Since launching its We the People website for petitions from the public, the White House has issued savvy responses to everything from requests to secede to demands for a Death Star and an ambassador to Westeros.
But it's finally met its match: it turns out the ultimate challenge to American diplomacy is Justin Bieber.
The White House responded earlier today to the U.S. people's petition to deport the pop star back to his native Canada. The Associated Press reports that the White House is citing a rarely-used caveat that allows it to decline to respond to a petition. Despite the popularity of this particular petition, which eventually garnered more than 275,000 responses, it looks like the Bieb is just too hot a topic for the Obama administration to handle.
Instead, the White House argued that it was a great time to think about immigration reform, which it told the AP could save the American public $1 trillion, the equivalent of 100 billion Justin Bieber albums.
Thanks, but no thanks, guys. Immigration reform won't help us deal with what is clearly an international pop crisis. Anyone confused by the decision to non-decide might gain some clarity from the White House's official response to a similar petition to deport the controversial pundit Piers Morgan back to the U.K.
"Americans may disagree on matters of public policy and express those disagreements vigorously, but no one should be punished by the government simply because he or she expressed a view on the Second Amendment—or any other matter of public concern,” wrote White House Press Secretary Jay Carney. He was referring to Morgan's contentious views on gun control.
Bieber doesn't just express his lack of American values by peeing on things and dissing former presidents, but it's a safe bet that the U.S. government didn't want to risk the wrath of a fangirl nation by criticizing the pop star. After all, Obama has a Twitter account. He knows what it's like out there.

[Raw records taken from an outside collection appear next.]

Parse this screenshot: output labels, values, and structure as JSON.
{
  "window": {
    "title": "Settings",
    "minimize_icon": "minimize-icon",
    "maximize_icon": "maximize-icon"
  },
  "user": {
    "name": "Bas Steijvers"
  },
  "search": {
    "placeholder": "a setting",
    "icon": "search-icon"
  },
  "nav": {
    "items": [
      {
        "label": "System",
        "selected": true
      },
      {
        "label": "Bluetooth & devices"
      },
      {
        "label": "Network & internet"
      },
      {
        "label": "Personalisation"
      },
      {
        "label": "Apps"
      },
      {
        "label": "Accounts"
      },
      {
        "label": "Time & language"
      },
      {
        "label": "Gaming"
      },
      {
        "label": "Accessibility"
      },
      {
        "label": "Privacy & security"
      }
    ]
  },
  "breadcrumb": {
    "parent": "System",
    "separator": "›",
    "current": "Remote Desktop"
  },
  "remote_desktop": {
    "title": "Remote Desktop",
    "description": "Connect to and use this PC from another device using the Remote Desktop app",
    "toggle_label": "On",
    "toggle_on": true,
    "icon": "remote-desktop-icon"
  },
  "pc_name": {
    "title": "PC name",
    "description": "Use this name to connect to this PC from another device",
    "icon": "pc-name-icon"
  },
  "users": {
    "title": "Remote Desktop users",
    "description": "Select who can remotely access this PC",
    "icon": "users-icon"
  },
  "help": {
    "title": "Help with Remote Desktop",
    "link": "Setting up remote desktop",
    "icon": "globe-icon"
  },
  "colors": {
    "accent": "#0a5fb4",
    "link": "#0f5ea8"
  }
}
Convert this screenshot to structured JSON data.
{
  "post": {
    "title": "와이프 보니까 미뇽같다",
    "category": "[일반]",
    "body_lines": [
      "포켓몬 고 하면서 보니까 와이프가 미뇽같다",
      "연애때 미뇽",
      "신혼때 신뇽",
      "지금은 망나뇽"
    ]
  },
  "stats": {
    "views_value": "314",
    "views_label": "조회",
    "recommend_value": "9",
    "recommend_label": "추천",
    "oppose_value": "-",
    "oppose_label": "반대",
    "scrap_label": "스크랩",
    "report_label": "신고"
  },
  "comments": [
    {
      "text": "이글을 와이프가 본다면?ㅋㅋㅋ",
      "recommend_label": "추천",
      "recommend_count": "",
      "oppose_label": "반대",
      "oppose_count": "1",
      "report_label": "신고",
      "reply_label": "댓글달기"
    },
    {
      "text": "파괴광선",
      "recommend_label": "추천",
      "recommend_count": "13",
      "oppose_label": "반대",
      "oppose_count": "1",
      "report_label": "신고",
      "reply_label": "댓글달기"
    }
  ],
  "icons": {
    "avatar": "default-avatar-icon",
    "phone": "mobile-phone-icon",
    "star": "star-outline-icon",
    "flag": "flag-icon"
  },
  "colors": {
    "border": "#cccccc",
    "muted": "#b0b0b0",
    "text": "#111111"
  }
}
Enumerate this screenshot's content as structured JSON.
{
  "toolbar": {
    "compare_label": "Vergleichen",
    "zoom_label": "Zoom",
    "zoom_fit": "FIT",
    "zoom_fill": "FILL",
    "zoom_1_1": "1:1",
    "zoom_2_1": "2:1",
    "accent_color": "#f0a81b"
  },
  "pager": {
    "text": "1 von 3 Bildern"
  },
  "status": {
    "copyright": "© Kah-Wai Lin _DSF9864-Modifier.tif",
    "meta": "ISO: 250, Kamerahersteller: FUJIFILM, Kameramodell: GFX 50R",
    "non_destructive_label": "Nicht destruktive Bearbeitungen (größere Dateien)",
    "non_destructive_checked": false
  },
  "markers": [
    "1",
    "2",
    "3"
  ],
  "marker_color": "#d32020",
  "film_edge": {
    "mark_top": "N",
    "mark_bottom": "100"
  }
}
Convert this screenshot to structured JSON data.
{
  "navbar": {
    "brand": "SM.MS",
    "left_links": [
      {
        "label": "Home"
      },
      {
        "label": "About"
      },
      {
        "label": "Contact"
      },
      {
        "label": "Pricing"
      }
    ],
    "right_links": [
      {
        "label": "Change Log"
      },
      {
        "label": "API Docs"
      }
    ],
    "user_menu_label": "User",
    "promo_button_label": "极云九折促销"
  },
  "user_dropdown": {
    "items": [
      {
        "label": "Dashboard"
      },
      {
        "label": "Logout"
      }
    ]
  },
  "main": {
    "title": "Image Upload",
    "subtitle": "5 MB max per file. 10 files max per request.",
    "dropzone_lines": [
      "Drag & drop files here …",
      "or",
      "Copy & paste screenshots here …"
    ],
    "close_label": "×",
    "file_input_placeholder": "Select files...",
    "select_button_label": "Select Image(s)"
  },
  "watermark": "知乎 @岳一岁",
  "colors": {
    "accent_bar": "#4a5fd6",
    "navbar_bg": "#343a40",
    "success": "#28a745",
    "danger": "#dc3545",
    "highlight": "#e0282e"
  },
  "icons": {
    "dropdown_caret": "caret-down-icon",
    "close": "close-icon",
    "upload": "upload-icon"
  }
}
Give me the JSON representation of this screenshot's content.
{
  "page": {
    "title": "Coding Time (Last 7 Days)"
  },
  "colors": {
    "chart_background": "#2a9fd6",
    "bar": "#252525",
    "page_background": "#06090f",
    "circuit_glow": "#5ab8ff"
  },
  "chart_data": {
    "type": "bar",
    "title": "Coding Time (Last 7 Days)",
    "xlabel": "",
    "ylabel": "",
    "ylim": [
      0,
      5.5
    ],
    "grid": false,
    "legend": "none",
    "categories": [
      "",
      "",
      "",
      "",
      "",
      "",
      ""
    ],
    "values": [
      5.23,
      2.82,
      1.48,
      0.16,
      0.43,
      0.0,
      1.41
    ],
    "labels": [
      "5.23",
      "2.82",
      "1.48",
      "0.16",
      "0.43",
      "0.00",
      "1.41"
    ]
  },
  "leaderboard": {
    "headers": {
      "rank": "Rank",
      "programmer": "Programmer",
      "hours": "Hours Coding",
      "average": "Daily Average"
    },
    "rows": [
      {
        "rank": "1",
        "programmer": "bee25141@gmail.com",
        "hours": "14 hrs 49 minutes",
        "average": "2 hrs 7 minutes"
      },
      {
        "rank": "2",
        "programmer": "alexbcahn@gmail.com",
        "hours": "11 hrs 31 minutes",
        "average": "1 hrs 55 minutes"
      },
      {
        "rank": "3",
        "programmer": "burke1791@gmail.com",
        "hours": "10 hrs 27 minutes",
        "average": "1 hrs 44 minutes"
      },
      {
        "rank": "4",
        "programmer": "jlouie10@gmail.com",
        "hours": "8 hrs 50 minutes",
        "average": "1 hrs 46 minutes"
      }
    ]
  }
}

At least we don't actually have a diplomatic relationship with Westeros. If Joffrey had fled to the U.S. prior to the Purple Wedding, it looks like we'd never be able to give him back.
Photo via alanagkelly/Flickr